Day two of EGU 2019 and as always it was a busy day. My program started today with a session on climate prediction. It was interesting to see different approaches to similar problems. Especially when you see in successive talks similar physical mechanisms described from different perspective, but explained completely differently. A chat between some authors would then certainly bring solutions to all groups, but I am sure some will not even have recognised the similarities.
The second session covered the North Atlantic. Like so many sessions here in Vienna this year the room where more than packed. The talks covered many different aspects, mainly on the thermodynamics. I left half-way, as I wanted to see some posters, which were mainly on statistics.
After lunch I enjoyed the medal lecture by Shaun Lovejoy, who gave an interesting overview of the different scaling mechanisms in the atmosphere and the competition between random and deterministic approaches.
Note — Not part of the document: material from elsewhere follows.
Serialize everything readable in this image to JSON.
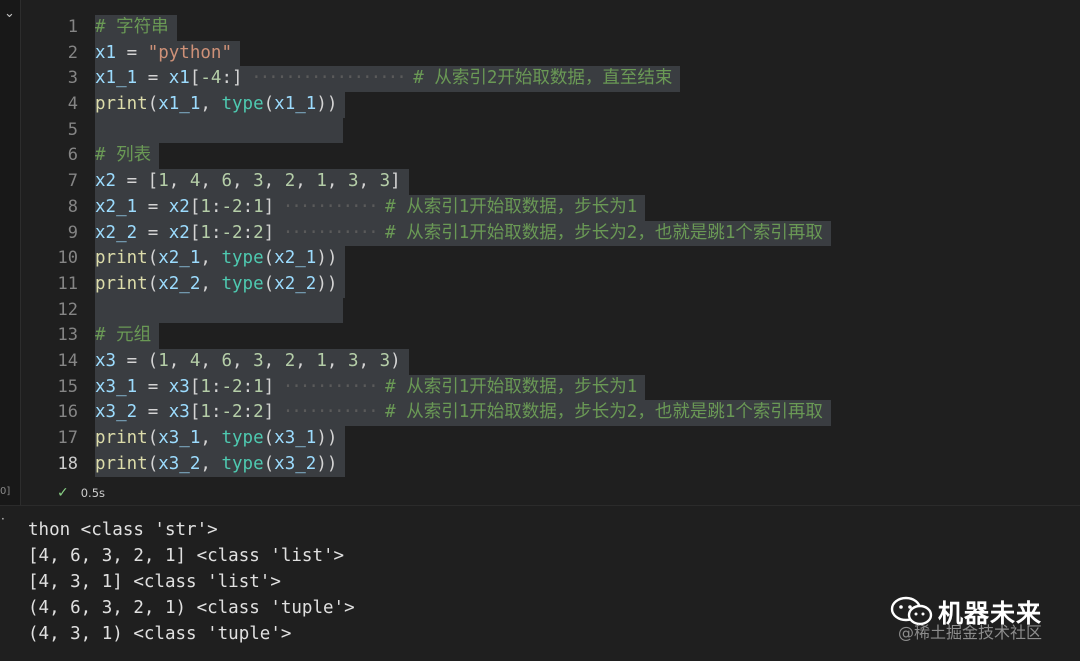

The rest of the day was again visiting posters, trying to make my way into sessions (and failing) and finally sitting in the back of a statistics session to relax a bit.
Today I heard from several people that they got annoyed from the overfull rooms. You hear this complain every year at EGU, but it seems to get louder at the 2019 edition. Or maybe, the sessions I visit (and those of the people I talk to) just got a bit more popular this year compared to the years before.
The second day of the conference was a quiet day for me, as no must see sessions were scheduled for me today. It started again with the North Atlantic session, which this time focussed more on the oscillations, like NAO. Afterwards, I visited a medal lecture on SAR. This topic is quite far away from my daily work, but such conferences are always a chance to see things you are usually not confronted with. Important for me was the statement that in times in which data can be generated in huge numbers, data management gets more and more important. Big data requires new ideas on workflows, might have to include cloud services and poses new questions on data availability.
After lunch I visited a palaeo session on the common era, which also addressed in many points the long-term variabilities of our climate system. In a last session another medal lecture was scheduled and again the southern ocean was the topic. This time it was the circular current and a good overview on the methods used to understand this important part of the global circulation was illustrated in this talk. A good thing about medal lectures is that you can see in a compact way a whole topic. Even when you now bits and pieces about it, it helps to get deeper into it to by getting it introduced by a real expert of the research field. The final stage of the day was then the traditional poster session. Tomorrow will be half time, and it will start the busy part of this week for me.
Having studied meteorology and doing therein statistics lead me always back to sessions, which are not directly connected to my current research focus. Like today, where I started with statistical methods applied on precipitation data. It was in fact a very diverse session, since precipitation data, due to their properties, are quite complicate to handle. Afterwards, I spend my time in a session about ensemble methods, which mainly focused on supermodels. Therein within a multi model ensemble each model is not calculated independently but the models are allowed to communicate with each other. This seems to be an intresting approach, even if there is to proof that the result is really benefitial over indepently run models on a large scale. Nevertheless, the first results looked quite promissing.
The whole day was dominated by the large sessions on the current IPCC AR and so I took a look into one of their sessions in the early afternoons. Afterwards, it was time for the great medal lecture by Olivier Talagrand. He got quite quickly through his work of his own and his collaborateurs, which was nice to see. All the different data assimilation techniques in one hour was interesting and remembered me of a lot of lectures during my studies. A worthy medal recipent. At the end stand the traditional poster session.
In general I like the medal lectures, since they really allow to cover a whole theme in a little bit more detail and give a good overview over a topic (which depends of course on the abbility of the presenter). The traditional 12 minute slots can be sometimes quite tiring and so it is good to have some alternatives on the menu.